Dongguk’s defamation lawsuit claims that Yale cost the Seoul university $50 million in cancelled projects and damage to its reputation when Yale denied that it mistakenly verified the forged doctorate degree of Dongguk art history professor Shin-Jeong-ah. Upon Yale’s denial, the scandal, known as “Shin-gate,” became one of South Korea’s most reported stories of 2007 and led to the resignations of Dongguk’s president and board of trustees.

Yale later acknowledged that an “administrative error” led to the confirmation of the degree, but Dongguk refused the apology of University President Richard Levin and filed suit in March 2008. The saga appeared to end when Connecticut federal judge Tucker Melançon dismissed the case last month, but the appeal opens the door to a prolonged battle.
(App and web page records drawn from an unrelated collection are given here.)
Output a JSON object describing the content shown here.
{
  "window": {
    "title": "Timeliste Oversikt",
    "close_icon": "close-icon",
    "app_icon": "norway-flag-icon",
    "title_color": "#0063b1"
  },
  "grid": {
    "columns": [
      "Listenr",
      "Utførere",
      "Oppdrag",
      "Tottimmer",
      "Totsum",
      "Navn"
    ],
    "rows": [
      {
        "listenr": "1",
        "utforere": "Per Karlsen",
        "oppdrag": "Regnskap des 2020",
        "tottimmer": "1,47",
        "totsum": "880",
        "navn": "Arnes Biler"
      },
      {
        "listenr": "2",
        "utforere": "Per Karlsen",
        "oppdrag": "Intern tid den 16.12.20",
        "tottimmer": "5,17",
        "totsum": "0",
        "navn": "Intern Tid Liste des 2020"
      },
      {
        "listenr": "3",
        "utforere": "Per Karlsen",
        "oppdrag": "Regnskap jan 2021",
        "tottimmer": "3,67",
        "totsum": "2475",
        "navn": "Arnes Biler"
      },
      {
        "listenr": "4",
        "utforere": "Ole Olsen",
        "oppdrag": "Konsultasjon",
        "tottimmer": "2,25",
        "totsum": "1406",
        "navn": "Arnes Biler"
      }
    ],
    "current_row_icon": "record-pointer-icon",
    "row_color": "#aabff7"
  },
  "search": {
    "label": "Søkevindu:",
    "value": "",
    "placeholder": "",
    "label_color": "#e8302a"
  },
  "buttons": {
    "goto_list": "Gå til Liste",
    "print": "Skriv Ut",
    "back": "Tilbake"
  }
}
“A lower court’s dismissal was very unusual and abnormal in terms of the procedures and outcome involved,” a Dongguk official told South Korea’s Yonhap News Agency. “We have no change in our belief that Dongguk University should be compensated duly for the severe damage caused by Yale University’s illegal act.”

Melançon had previously denied two motions by Yale to dismiss the case, but he reversed his rulings in June, arguing that he had incorrectly judged the standard of proof for legal malice. Under the new standard of proof, Melançon claimed that Dongguk lacked enough evidence for a jury to find that the University had acted from malice.

Dongguk attorney Robert Weiner and University Spokesman Tom Conroy could not be reached for comment Sunday.